------ Input records

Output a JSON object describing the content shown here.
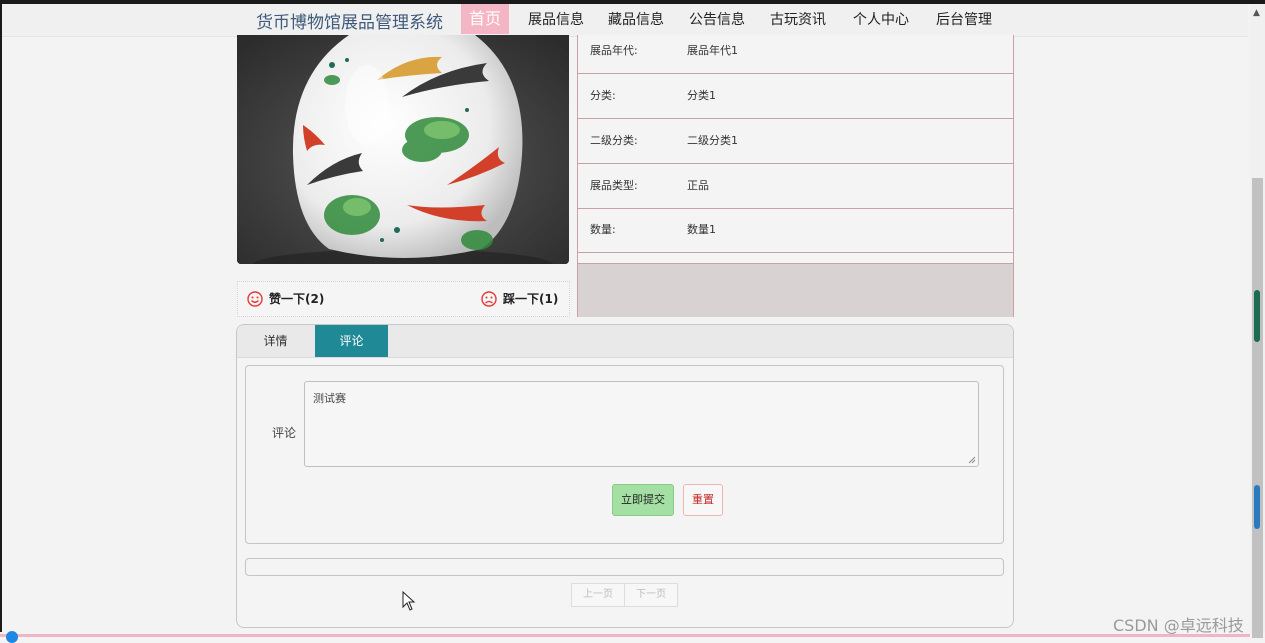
{
  "nav": {
    "site_title": "货币博物馆展品管理系统",
    "items": [
      "首页",
      "展品信息",
      "藏品信息",
      "公告信息",
      "古玩资讯",
      "个人中心",
      "后台管理"
    ],
    "active_index": 0
  },
  "product": {
    "image_icon": "koi-fish-vase-image"
  },
  "likes": {
    "like_label": "赞一下(2)",
    "dislike_label": "踩一下(1)"
  },
  "info": {
    "rows": [
      {
        "label": "展品年代:",
        "value": "展品年代1"
      },
      {
        "label": "分类:",
        "value": "分类1"
      },
      {
        "label": "二级分类:",
        "value": "二级分类1"
      },
      {
        "label": "展品类型:",
        "value": "正品"
      },
      {
        "label": "数量:",
        "value": "数量1"
      }
    ]
  },
  "tabs": {
    "detail": "详情",
    "comment": "评论",
    "active": "comment"
  },
  "comment_form": {
    "label": "评论",
    "value": "测试赛",
    "submit": "立即提交",
    "reset": "重置"
  },
  "pager": {
    "prev": "上一页",
    "next": "下一页"
  },
  "watermark": "CSDN @卓远科技",
  "colors": {
    "nav_active": "#f4b6c4",
    "tab_active": "#1f8a96",
    "submit_button": "#a4e0a4",
    "reset_text": "#c62828",
    "table_border": "#c9a0a6"
  }
}
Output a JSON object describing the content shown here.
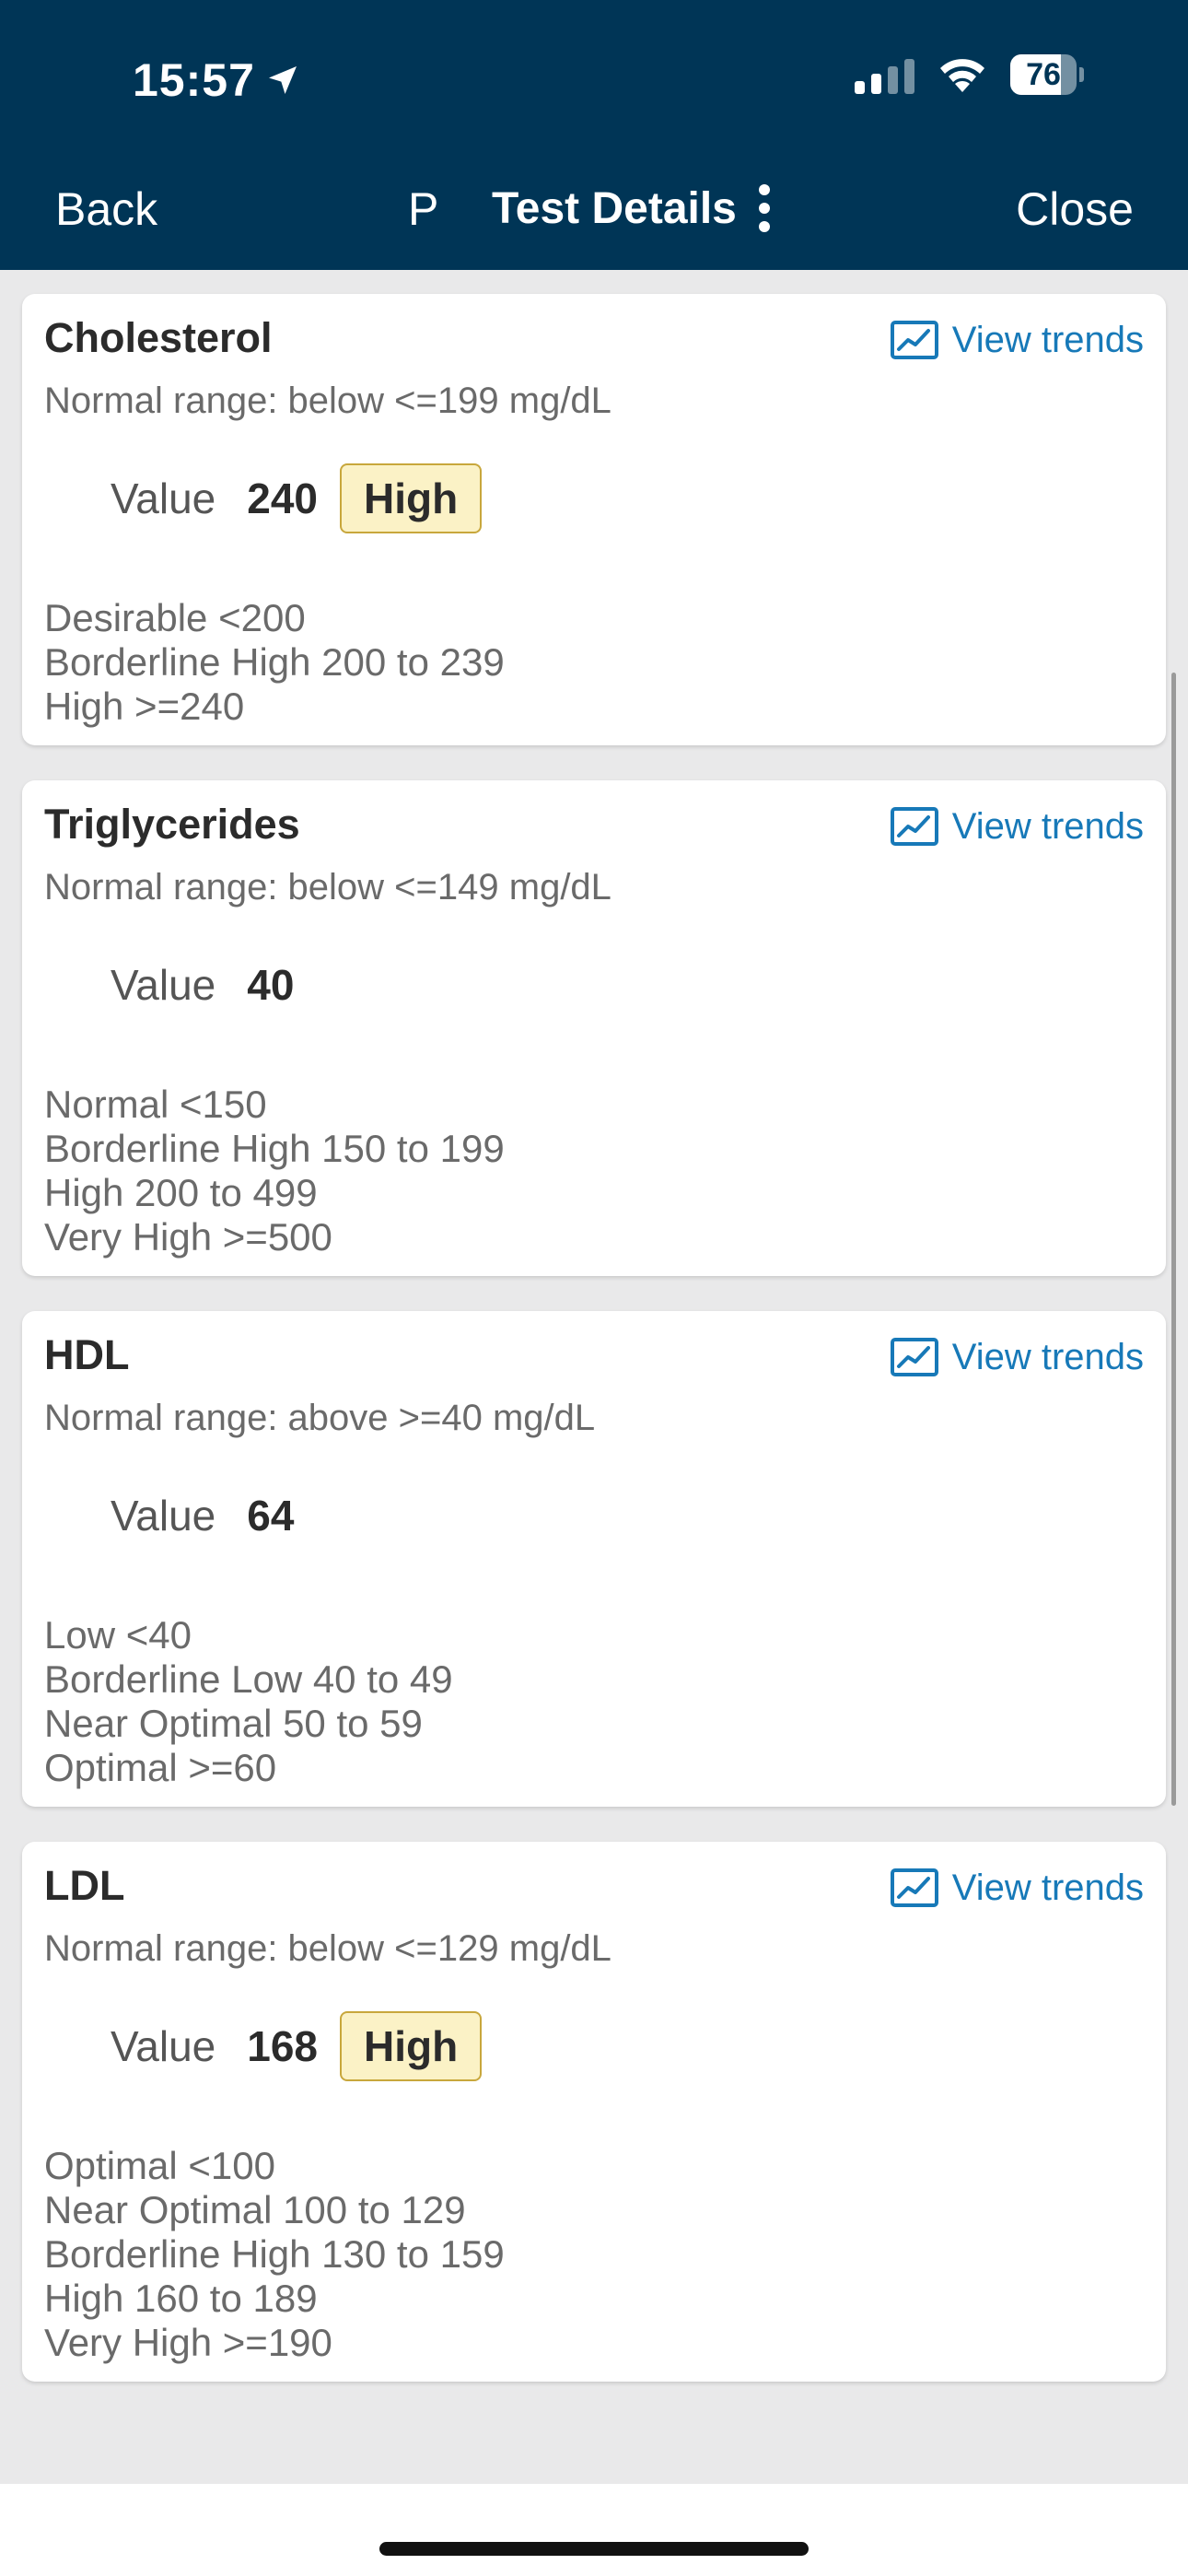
{
  "status_bar": {
    "time": "15:57",
    "battery": "76",
    "battery_level_percent": 76
  },
  "nav": {
    "back_label": "Back",
    "p_label": "P",
    "title": "Test Details",
    "close_label": "Close",
    "more_label": "⋮"
  },
  "results": [
    {
      "name": "Cholesterol",
      "view_trends_label": "View trends",
      "normal_range": "Normal range: below <=199 mg/dL",
      "value_label": "Value",
      "value": "240",
      "flag": "High",
      "ranges": [
        "Desirable <200",
        "Borderline High 200 to 239",
        "High >=240"
      ]
    },
    {
      "name": "Triglycerides",
      "view_trends_label": "View trends",
      "normal_range": "Normal range: below <=149 mg/dL",
      "value_label": "Value",
      "value": "40",
      "flag": "",
      "ranges": [
        "Normal <150",
        "Borderline High 150 to 199",
        "High 200 to 499",
        "Very High >=500"
      ]
    },
    {
      "name": "HDL",
      "view_trends_label": "View trends",
      "normal_range": "Normal range: above >=40 mg/dL",
      "value_label": "Value",
      "value": "64",
      "flag": "",
      "ranges": [
        "Low <40",
        "Borderline Low 40 to 49",
        "Near Optimal 50 to 59",
        "Optimal >=60"
      ]
    },
    {
      "name": "LDL",
      "view_trends_label": "View trends",
      "normal_range": "Normal range: below <=129 mg/dL",
      "value_label": "Value",
      "value": "168",
      "flag": "High",
      "ranges": [
        "Optimal <100",
        "Near Optimal 100 to 129",
        "Borderline High 130 to 159",
        "High 160 to 189",
        "Very High >=190"
      ]
    }
  ],
  "colors": {
    "header_bg": "#003556",
    "link": "#1779b8",
    "flag_bg": "#fbf2c6",
    "flag_border": "#c8a73c"
  }
}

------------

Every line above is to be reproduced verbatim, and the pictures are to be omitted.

Output a JSON object describing the content shown here.
{
  "nav": {
    "site_title": "货币博物馆展品管理系统",
    "items": [
      "首页",
      "展品信息",
      "藏品信息",
      "公告信息",
      "古玩资讯",
      "个人中心",
      "后台管理"
    ],
    "active_index": 0
  },
  "product": {
    "image_icon": "koi-fish-vase-image"
  },
  "likes": {
    "like_label": "赞一下(2)",
    "dislike_label": "踩一下(1)"
  },
  "info": {
    "rows": [
      {
        "label": "展品年代:",
        "value": "展品年代1"
      },
      {
        "label": "分类:",
        "value": "分类1"
      },
      {
        "label": "二级分类:",
        "value": "二级分类1"
      },
      {
        "label": "展品类型:",
        "value": "正品"
      },
      {
        "label": "数量:",
        "value": "数量1"
      }
    ]
  },
  "tabs": {
    "detail": "详情",
    "comment": "评论",
    "active": "comment"
  },
  "comment_form": {
    "label": "评论",
    "value": "测试赛",
    "submit": "立即提交",
    "reset": "重置"
  },
  "pager": {
    "prev": "上一页",
    "next": "下一页"
  },
  "watermark": "CSDN @卓远科技",
  "colors": {
    "nav_active": "#f4b6c4",
    "tab_active": "#1f8a96",
    "submit_button": "#a4e0a4",
    "reset_text": "#c62828",
    "table_border": "#c9a0a6"
  }
}
Output a JSON object describing the content shown here.
{
  "status_bar": {
    "time": "15:57",
    "battery": "76",
    "battery_level_percent": 76
  },
  "nav": {
    "back_label": "Back",
    "p_label": "P",
    "title": "Test Details",
    "close_label": "Close",
    "more_label": "⋮"
  },
  "results": [
    {
      "name": "Cholesterol",
      "view_trends_label": "View trends",
      "normal_range": "Normal range: below <=199 mg/dL",
      "value_label": "Value",
      "value": "240",
      "flag": "High",
      "ranges": [
        "Desirable <200",
        "Borderline High 200 to 239",
        "High >=240"
      ]
    },
    {
      "name": "Triglycerides",
      "view_trends_label": "View trends",
      "normal_range": "Normal range: below <=149 mg/dL",
      "value_label": "Value",
      "value": "40",
      "flag": "",
      "ranges": [
        "Normal <150",
        "Borderline High 150 to 199",
        "High 200 to 499",
        "Very High >=500"
      ]
    },
    {
      "name": "HDL",
      "view_trends_label": "View trends",
      "normal_range": "Normal range: above >=40 mg/dL",
      "value_label": "Value",
      "value": "64",
      "flag": "",
      "ranges": [
        "Low <40",
        "Borderline Low 40 to 49",
        "Near Optimal 50 to 59",
        "Optimal >=60"
      ]
    },
    {
      "name": "LDL",
      "view_trends_label": "View trends",
      "normal_range": "Normal range: below <=129 mg/dL",
      "value_label": "Value",
      "value": "168",
      "flag": "High",
      "ranges": [
        "Optimal <100",
        "Near Optimal 100 to 129",
        "Borderline High 130 to 159",
        "High 160 to 189",
        "Very High >=190"
      ]
    }
  ],
  "colors": {
    "header_bg": "#003556",
    "link": "#1779b8",
    "flag_bg": "#fbf2c6",
    "flag_border": "#c8a73c"
  }
}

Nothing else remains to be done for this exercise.